- The Convention Industry Council administers the first Certified Meeting Professional exam on June 6 during a Meeting Professionals International meeting in Chicago.
- In December, the first non-North American CMP exam is held in Rome.
- In April, the first CMP Conclave is held at the Château Élan Conference Center, Braselton, Ga.
- The CMP celebrates its 10th anniversary in June; 2,500 people have earned the CMP designation.
- The CMP program is audited to begin the process of making it global in scope.
- The Convention Industry Council International Manual is commissioned to transform the CMP into a globally focused program.
- The first pan-Asian CMP exam is held in Singapore.

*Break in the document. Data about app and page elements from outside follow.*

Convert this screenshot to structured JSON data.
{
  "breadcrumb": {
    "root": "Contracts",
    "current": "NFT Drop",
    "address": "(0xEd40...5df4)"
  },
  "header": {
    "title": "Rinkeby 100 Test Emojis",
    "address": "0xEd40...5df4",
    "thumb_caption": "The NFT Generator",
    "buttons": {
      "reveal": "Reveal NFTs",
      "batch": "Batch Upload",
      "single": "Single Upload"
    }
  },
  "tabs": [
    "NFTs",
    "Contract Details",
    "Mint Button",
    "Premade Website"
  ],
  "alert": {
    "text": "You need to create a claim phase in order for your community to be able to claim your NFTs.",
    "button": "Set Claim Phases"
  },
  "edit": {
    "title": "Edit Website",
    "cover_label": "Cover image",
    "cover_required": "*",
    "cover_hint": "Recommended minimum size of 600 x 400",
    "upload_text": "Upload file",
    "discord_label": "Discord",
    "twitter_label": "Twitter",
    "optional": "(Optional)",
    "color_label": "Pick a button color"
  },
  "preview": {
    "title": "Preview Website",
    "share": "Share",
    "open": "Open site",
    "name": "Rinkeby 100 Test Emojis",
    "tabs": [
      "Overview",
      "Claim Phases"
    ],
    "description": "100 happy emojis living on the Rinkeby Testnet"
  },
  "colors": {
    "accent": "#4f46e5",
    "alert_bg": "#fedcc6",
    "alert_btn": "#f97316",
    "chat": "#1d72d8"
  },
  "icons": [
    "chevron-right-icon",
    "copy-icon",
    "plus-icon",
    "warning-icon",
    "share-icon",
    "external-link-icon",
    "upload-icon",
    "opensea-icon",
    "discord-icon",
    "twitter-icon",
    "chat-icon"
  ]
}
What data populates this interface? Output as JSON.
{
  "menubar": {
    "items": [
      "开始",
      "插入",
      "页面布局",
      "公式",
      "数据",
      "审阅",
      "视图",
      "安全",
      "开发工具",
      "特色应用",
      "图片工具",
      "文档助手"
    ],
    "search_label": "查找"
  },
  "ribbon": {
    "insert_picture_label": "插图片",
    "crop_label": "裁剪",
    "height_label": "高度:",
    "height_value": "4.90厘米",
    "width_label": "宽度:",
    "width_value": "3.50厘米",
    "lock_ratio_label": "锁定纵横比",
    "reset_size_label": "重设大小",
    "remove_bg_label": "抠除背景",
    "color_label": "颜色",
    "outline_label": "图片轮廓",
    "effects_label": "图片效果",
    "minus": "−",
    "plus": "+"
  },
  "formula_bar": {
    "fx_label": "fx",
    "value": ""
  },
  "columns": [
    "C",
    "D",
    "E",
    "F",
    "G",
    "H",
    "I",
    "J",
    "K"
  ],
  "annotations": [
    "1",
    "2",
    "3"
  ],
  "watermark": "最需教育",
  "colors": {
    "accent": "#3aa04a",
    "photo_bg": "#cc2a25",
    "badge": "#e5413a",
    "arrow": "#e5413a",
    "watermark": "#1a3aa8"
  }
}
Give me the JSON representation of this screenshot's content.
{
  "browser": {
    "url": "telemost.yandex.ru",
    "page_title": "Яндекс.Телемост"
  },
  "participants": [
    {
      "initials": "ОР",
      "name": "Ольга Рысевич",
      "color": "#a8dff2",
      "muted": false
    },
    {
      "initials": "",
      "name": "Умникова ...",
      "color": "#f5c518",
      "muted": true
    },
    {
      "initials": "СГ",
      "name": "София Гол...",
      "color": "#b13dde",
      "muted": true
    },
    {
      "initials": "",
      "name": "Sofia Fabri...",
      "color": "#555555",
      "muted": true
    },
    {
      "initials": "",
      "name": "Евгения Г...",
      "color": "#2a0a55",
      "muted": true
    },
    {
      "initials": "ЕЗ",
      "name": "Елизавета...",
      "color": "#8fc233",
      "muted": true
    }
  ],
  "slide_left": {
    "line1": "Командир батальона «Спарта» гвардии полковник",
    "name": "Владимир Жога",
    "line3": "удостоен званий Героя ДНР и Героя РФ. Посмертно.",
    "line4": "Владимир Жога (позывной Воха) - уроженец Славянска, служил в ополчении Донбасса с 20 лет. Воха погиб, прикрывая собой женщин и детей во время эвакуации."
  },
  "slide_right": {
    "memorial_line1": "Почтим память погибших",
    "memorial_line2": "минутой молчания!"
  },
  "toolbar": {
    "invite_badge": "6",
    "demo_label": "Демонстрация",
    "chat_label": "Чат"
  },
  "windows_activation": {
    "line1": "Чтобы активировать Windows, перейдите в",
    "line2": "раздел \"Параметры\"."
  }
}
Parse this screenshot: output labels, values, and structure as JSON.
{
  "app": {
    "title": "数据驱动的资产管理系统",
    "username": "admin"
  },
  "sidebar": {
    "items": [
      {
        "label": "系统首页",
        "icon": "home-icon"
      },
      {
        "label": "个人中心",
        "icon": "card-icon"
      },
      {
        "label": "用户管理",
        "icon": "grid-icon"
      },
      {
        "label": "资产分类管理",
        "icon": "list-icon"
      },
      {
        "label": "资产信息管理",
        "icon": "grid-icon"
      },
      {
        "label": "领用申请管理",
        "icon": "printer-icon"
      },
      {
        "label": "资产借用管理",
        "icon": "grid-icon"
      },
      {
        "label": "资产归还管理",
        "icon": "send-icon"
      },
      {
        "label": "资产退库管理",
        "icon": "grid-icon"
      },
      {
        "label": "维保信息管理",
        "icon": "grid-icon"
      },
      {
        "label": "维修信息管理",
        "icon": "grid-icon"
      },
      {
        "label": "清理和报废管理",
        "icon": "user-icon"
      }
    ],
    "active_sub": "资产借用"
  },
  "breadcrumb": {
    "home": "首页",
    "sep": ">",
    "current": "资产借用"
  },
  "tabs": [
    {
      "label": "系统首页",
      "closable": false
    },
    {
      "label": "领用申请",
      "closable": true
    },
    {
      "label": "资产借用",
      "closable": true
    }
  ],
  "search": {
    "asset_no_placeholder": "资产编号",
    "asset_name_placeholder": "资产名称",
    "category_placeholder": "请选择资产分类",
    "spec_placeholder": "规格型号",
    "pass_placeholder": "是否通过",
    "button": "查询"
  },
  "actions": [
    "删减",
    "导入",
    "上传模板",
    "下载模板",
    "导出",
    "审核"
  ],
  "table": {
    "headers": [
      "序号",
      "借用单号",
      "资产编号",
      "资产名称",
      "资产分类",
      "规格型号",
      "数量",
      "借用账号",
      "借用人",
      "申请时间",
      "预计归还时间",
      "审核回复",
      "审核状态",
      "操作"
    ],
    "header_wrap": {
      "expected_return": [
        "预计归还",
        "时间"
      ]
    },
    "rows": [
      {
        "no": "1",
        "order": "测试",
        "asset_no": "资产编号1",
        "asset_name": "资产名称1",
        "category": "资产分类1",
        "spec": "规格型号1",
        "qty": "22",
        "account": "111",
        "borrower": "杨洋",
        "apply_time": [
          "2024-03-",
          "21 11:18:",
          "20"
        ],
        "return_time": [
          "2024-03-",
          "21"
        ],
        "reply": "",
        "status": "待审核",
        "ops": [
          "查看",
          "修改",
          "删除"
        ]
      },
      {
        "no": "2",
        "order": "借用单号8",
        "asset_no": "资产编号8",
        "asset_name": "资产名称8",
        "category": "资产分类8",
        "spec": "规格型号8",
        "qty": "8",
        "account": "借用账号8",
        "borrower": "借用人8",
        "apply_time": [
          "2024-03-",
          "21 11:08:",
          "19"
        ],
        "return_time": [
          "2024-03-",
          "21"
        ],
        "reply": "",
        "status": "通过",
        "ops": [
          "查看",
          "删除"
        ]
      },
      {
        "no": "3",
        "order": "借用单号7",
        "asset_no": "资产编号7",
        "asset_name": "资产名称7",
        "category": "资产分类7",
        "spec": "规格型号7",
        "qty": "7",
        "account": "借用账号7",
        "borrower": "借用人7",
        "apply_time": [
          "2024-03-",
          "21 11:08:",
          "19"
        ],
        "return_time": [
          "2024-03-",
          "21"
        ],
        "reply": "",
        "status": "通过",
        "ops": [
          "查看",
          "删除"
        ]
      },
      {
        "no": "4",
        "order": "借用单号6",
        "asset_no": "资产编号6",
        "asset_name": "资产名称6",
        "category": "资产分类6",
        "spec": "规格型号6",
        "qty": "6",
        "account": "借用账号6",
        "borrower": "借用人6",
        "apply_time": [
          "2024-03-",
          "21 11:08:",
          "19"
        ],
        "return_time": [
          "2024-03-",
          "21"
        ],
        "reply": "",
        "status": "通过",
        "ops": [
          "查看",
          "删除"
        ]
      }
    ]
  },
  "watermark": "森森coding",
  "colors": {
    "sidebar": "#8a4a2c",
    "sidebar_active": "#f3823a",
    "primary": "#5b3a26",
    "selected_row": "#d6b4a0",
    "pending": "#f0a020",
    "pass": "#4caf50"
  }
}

- The first pan-European CMP exam is held in Frankfurt, Germany.
- The CIC launches the CMP Ambassador program to promote the benefits of the CMP program throughout the world.
- The CMP celebrates its 20th anniversary, and the number of CMP designees crosses the 10,000 mark.
- CIC releases the first edition of the Convention Industry Council International Manual at the Conclave in Toronto.
- CIC makes the CMP application and the CMP Handbook available as free downloads.
- CIC releases the “2007 CMP Report,” a research study on individuals’ motivations to earn the CMP designation, overall satisfaction with the program, and recommendations for its future.
- CIC adopts the Professional Convention Management Association’s CMP Online Prep Course as its official online study course.
- CIC and MPI partner on efforts to expand the international reach of the CMP certification.
- The CMP celebrates its 25th anniversary.
- The CMP application is revised to focus on professional experience and continuing education.
- CIC hosts the first CMP Global Exam Day in February, with testing sites in Cancun, Mexico; South Korea; Singapore; and Italy.
- CMPs can now apply for recertification online.
- CIC announces that computer-based testing for the CMP exam will begin in the second quarter of 2012.
- The CMP Blueprint is revised in partnership with the Canadian Tourism Human Resource Council and renamed the CMP International Standard.
- In total, more than 15,500 individuals have been certified through the CMP program.